A newly released study shows just how fatally flawed the FDA's position is. Data from the famous Nurses' Health Study conducted at the Harvard Medical School show that long-term supplementation with folic acid reduces the risk of colon cancer in women by an astounding 75%. The fact that there are 90,000 women participating in the study makes this finding especially significant. The authors explain that folic acid obtained from supplements had a stronger protective effect against colon cancer than folic acid consumed in the diet. This study also helps to confirm the work of Dr. Bruce Ames, the famous molecular biologist who has authored numerous articles showing that folic acid is extremely effective in preventing the initial dna mutations that can lead to cancer later in life.

The Nurses' Health Study also demonstrates that the degree of protection against cancer is correlated with how long a dna-protecting substance (such as folic acid) is consumed. The women who took more than 400 micrograms of folic acid a day for 15 years experienced the 75% reduction in colon cancer; short-term supplementation produced only marginal protection.

There now exists a massive body of evidence that supplementation with folic acid can prevent both cardiovascular disease and cancer, yet the FDA has proposed rules that would prohibit the American public from even learning about these benefits. Colon cancer will kill 47,000 Americans this year. Too bad the FDA didn't allow these colon cancer victims to learn of folic acid in time.


William Faloon
Vice President
Life Extension Foundation

Further Reading

Folate prevents colon cancer:
Annals of Internal Medicine, 1998; 129:517-524

Folate prevents cardiovascular disease:
JAMA, 1993, Dec 8: 2693-2698 & 2726-2727

Folate protects against dna damage:
Proc of the Nat Academy of Sciences, 1997 94(7):3290-5

Folate protects against dna damage:
Baillieres Clinical Hematology, 1995, 8(3):461-78

Folate protects against birth defects:
Folates and the Fetus. Lancet, Feb 26, 1977, p 462

Folate metabolism in pregnancy:
Am J Obstetrics and Gynecology, 1967 99:638-648

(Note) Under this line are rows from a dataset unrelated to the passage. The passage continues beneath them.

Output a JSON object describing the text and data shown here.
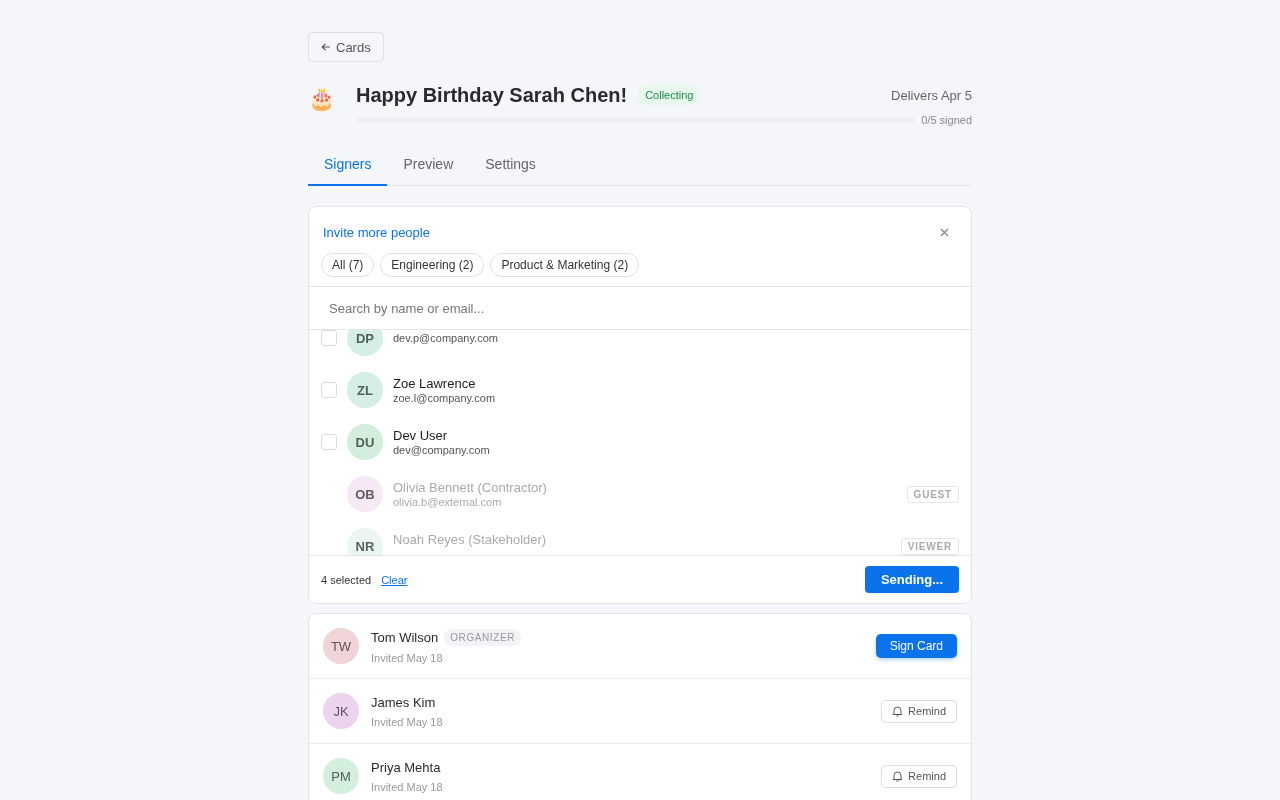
{
  "back_button": {
    "label": "Cards"
  },
  "header": {
    "emoji": "🎂",
    "title": "Happy Birthday Sarah Chen!",
    "status": "Collecting",
    "delivery": "Delivers Apr 5",
    "progress": {
      "level": 0,
      "reading": "0/5 signed"
    }
  },
  "tabs": [
    {
      "label": "Signers",
      "selected": true
    },
    {
      "label": "Preview",
      "selected": false
    },
    {
      "label": "Settings",
      "selected": false
    }
  ],
  "invite_panel": {
    "title": "Invite more people",
    "filters": [
      "All (7)",
      "Engineering (2)",
      "Product & Marketing (2)"
    ],
    "search": {
      "placeholder": "Search by name or email..."
    },
    "people": [
      {
        "initials": "DP",
        "email": "dev.p@company.com",
        "color": "#d5eee6",
        "disabled": false,
        "checked": false
      },
      {
        "initials": "ZL",
        "name": "Zoe Lawrence",
        "email": "zoe.l@company.com",
        "color": "#d5eee6",
        "disabled": false,
        "checked": false
      },
      {
        "initials": "DU",
        "name": "Dev User",
        "email": "dev@company.com",
        "color": "#d3eedc",
        "disabled": false,
        "checked": false
      },
      {
        "initials": "OB",
        "name": "Olivia Bennett (Contractor)",
        "email": "olivia.b@external.com",
        "color": "#f6e9f5",
        "disabled": true,
        "badge": "GUEST"
      },
      {
        "initials": "NR",
        "name": "Noah Reyes (Stakeholder)",
        "color": "#e9f6f2",
        "disabled": true,
        "badge": "VIEWER"
      }
    ],
    "footer": {
      "selected_count": "4 selected",
      "clear": "Clear",
      "send": "Sending..."
    }
  },
  "signers": [
    {
      "initials": "TW",
      "name": "Tom Wilson",
      "role": "ORGANIZER",
      "invited": "Invited May 18",
      "color": "#f0d4d8",
      "action": {
        "kind": "primary",
        "label": "Sign Card"
      }
    },
    {
      "initials": "JK",
      "name": "James Kim",
      "invited": "Invited May 18",
      "color": "#ecd3ee",
      "action": {
        "kind": "remind",
        "label": "Remind"
      }
    },
    {
      "initials": "PM",
      "name": "Priya Mehta",
      "invited": "Invited May 18",
      "color": "#d3eedc",
      "action": {
        "kind": "remind",
        "label": "Remind"
      }
    }
  ]
}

Folate deficiency & oral contraceptives:
JAMA, 1970 214:105-108, 1970

Folate deficiency in mental patients:
British J Psychiatry 113:241-251, 1967